→ WHAT TO DO:
Gather from the material every line that contains the string "tecnologia".

→ RECORDS FOR THIS EXERCISE:
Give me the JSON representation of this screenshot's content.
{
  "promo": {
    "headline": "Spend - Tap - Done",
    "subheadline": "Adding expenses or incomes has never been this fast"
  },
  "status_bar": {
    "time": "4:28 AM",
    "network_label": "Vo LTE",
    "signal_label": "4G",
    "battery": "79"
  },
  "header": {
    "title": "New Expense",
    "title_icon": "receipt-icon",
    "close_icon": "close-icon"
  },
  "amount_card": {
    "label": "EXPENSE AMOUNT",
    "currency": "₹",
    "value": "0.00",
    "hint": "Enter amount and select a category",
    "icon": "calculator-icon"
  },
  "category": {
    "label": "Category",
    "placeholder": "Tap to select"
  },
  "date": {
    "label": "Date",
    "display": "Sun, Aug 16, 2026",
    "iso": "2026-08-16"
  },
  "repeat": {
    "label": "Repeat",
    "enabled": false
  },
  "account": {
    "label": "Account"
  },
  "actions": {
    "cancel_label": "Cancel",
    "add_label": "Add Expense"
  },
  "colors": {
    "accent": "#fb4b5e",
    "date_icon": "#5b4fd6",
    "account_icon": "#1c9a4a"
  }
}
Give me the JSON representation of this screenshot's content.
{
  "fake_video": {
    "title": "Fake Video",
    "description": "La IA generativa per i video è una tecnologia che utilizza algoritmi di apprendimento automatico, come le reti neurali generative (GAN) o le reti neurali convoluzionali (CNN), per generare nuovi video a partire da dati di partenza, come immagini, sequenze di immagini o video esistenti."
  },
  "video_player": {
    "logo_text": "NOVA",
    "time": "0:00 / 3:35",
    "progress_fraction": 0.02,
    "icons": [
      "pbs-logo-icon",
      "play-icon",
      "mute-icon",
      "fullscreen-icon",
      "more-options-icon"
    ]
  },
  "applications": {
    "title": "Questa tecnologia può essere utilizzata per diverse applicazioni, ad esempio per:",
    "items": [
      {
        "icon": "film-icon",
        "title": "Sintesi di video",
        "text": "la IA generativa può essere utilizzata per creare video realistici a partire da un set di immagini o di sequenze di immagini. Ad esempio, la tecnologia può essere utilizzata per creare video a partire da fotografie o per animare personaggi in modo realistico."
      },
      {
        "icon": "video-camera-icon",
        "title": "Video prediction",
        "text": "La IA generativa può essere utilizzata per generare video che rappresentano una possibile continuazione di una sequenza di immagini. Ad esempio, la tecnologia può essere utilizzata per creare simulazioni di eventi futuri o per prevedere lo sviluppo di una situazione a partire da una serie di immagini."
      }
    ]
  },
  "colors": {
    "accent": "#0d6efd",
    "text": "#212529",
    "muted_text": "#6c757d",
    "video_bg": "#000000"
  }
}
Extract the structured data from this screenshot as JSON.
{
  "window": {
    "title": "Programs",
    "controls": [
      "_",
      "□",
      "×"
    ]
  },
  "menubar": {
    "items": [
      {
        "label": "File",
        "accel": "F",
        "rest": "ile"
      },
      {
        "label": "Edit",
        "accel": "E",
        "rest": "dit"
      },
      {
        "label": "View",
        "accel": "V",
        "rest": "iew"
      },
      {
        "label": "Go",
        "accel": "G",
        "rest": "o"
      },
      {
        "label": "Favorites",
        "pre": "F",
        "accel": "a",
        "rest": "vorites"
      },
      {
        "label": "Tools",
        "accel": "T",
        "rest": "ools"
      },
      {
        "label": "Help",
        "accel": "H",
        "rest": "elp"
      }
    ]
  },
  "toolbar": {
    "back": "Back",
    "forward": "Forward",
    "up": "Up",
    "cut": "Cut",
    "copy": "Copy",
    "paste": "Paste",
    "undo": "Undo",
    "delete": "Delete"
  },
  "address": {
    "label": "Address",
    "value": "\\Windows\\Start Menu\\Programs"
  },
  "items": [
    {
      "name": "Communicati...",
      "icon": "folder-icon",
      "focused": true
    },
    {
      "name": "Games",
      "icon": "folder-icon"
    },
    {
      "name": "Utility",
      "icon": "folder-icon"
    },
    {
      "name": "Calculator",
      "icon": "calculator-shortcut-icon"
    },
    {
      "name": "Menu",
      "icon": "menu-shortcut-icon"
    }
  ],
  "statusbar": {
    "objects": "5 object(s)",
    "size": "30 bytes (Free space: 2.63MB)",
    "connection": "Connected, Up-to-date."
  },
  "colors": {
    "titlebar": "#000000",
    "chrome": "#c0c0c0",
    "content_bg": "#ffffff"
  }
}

→ THE ANSWER:
    "description": "La IA generativa per i video è una tecnologia che utilizza algoritmi di apprendimento automatico, come le reti neurali generative (GAN) o le reti neurali convoluzionali (CNN), per generare nuovi video a partire da dati di partenza, come immagini, sequenze di immagini o video esistenti."
    "title": "Questa tecnologia può essere utilizzata per diverse applicazioni, ad esempio per:",
        "text": "la IA generativa può essere utilizzata per creare video realistici a partire da un set di immagini o di sequenze di immagini. Ad esempio, la tecnologia può essere utilizzata per creare video a partire da fotografie o per animare personaggi in modo realistico."
        "text": "La IA generativa può essere utilizzata per generare video che rappresentano una possibile continuazione di una sequenza di immagini. Ad esempio, la tecnologia può essere utilizzata per creare simulazioni di eventi futuri o per prevedere lo sviluppo di una situazione a partire da una serie di immagini."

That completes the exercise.